> **Given records**
= = = = =

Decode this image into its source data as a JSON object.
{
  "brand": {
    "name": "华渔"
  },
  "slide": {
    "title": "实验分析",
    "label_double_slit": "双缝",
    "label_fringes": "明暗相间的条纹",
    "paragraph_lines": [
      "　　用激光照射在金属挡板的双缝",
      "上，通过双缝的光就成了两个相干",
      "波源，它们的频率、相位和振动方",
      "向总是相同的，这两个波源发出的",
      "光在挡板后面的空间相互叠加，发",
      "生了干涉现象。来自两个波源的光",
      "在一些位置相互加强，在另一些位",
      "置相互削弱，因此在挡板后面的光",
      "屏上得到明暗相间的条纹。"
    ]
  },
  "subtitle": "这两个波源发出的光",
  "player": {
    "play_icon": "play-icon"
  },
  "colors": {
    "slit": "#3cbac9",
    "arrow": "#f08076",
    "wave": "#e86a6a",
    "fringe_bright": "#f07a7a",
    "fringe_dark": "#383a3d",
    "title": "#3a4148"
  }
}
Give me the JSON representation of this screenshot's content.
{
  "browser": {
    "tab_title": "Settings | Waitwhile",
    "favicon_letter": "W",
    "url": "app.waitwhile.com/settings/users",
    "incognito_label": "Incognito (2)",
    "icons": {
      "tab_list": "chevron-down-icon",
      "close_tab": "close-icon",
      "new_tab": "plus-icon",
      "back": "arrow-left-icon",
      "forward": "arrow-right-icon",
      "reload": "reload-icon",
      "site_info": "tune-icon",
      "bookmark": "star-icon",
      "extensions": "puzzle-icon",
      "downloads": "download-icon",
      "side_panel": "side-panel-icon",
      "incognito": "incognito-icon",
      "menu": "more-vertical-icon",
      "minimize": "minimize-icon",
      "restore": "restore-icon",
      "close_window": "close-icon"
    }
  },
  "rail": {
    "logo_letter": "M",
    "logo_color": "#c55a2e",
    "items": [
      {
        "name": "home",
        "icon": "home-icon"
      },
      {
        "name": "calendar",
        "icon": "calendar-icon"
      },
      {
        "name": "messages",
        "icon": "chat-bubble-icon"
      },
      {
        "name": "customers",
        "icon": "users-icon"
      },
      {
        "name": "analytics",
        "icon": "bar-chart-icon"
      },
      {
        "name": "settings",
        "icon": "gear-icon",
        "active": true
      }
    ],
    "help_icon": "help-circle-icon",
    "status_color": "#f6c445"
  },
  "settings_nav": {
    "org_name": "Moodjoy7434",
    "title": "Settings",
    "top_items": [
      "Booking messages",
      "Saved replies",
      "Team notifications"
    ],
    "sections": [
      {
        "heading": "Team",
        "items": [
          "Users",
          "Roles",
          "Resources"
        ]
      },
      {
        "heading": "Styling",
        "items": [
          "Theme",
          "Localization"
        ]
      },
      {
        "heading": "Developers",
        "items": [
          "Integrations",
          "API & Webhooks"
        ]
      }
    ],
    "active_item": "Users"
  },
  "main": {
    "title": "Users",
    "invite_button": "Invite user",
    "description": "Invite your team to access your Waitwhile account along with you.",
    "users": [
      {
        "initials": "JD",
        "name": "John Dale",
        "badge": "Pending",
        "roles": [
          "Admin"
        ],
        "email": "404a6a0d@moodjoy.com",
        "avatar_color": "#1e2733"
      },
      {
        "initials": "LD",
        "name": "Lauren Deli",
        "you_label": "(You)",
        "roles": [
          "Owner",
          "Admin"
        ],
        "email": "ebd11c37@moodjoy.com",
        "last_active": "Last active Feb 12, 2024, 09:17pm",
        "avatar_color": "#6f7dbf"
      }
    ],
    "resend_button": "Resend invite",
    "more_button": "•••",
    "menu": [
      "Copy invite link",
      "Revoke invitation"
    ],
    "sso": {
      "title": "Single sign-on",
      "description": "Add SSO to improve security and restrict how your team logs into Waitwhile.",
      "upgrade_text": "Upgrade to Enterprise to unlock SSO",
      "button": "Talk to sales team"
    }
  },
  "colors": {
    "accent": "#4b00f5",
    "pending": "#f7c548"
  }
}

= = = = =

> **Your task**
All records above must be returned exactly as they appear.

> **Written answer**
Decode this image into its source data as a JSON object.
{
  "brand": {
    "name": "华渔"
  },
  "slide": {
    "title": "实验分析",
    "label_double_slit": "双缝",
    "label_fringes": "明暗相间的条纹",
    "paragraph_lines": [
      "　　用激光照射在金属挡板的双缝",
      "上，通过双缝的光就成了两个相干",
      "波源，它们的频率、相位和振动方",
      "向总是相同的，这两个波源发出的",
      "光在挡板后面的空间相互叠加，发",
      "生了干涉现象。来自两个波源的光",
      "在一些位置相互加强，在另一些位",
      "置相互削弱，因此在挡板后面的光",
      "屏上得到明暗相间的条纹。"
    ]
  },
  "subtitle": "这两个波源发出的光",
  "player": {
    "play_icon": "play-icon"
  },
  "colors": {
    "slit": "#3cbac9",
    "arrow": "#f08076",
    "wave": "#e86a6a",
    "fringe_bright": "#f07a7a",
    "fringe_dark": "#383a3d",
    "title": "#3a4148"
  }
}
Give me the JSON representation of this screenshot's content.
{
  "browser": {
    "tab_title": "Settings | Waitwhile",
    "favicon_letter": "W",
    "url": "app.waitwhile.com/settings/users",
    "incognito_label": "Incognito (2)",
    "icons": {
      "tab_list": "chevron-down-icon",
      "close_tab": "close-icon",
      "new_tab": "plus-icon",
      "back": "arrow-left-icon",
      "forward": "arrow-right-icon",
      "reload": "reload-icon",
      "site_info": "tune-icon",
      "bookmark": "star-icon",
      "extensions": "puzzle-icon",
      "downloads": "download-icon",
      "side_panel": "side-panel-icon",
      "incognito": "incognito-icon",
      "menu": "more-vertical-icon",
      "minimize": "minimize-icon",
      "restore": "restore-icon",
      "close_window": "close-icon"
    }
  },
  "rail": {
    "logo_letter": "M",
    "logo_color": "#c55a2e",
    "items": [
      {
        "name": "home",
        "icon": "home-icon"
      },
      {
        "name": "calendar",
        "icon": "calendar-icon"
      },
      {
        "name": "messages",
        "icon": "chat-bubble-icon"
      },
      {
        "name": "customers",
        "icon": "users-icon"
      },
      {
        "name": "analytics",
        "icon": "bar-chart-icon"
      },
      {
        "name": "settings",
        "icon": "gear-icon",
        "active": true
      }
    ],
    "help_icon": "help-circle-icon",
    "status_color": "#f6c445"
  },
  "settings_nav": {
    "org_name": "Moodjoy7434",
    "title": "Settings",
    "top_items": [
      "Booking messages",
      "Saved replies",
      "Team notifications"
    ],
    "sections": [
      {
        "heading": "Team",
        "items": [
          "Users",
          "Roles",
          "Resources"
        ]
      },
      {
        "heading": "Styling",
        "items": [
          "Theme",
          "Localization"
        ]
      },
      {
        "heading": "Developers",
        "items": [
          "Integrations",
          "API & Webhooks"
        ]
      }
    ],
    "active_item": "Users"
  },
  "main": {
    "title": "Users",
    "invite_button": "Invite user",
    "description": "Invite your team to access your Waitwhile account along with you.",
    "users": [
      {
        "initials": "JD",
        "name": "John Dale",
        "badge": "Pending",
        "roles": [
          "Admin"
        ],
        "email": "404a6a0d@moodjoy.com",
        "avatar_color": "#1e2733"
      },
      {
        "initials": "LD",
        "name": "Lauren Deli",
        "you_label": "(You)",
        "roles": [
          "Owner",
          "Admin"
        ],
        "email": "ebd11c37@moodjoy.com",
        "last_active": "Last active Feb 12, 2024, 09:17pm",
        "avatar_color": "#6f7dbf"
      }
    ],
    "resend_button": "Resend invite",
    "more_button": "•••",
    "menu": [
      "Copy invite link",
      "Revoke invitation"
    ],
    "sso": {
      "title": "Single sign-on",
      "description": "Add SSO to improve security and restrict how your team logs into Waitwhile.",
      "upgrade_text": "Upgrade to Enterprise to unlock SSO",
      "button": "Talk to sales team"
    }
  },
  "colors": {
    "accent": "#4b00f5",
    "pending": "#f7c548"
  }
}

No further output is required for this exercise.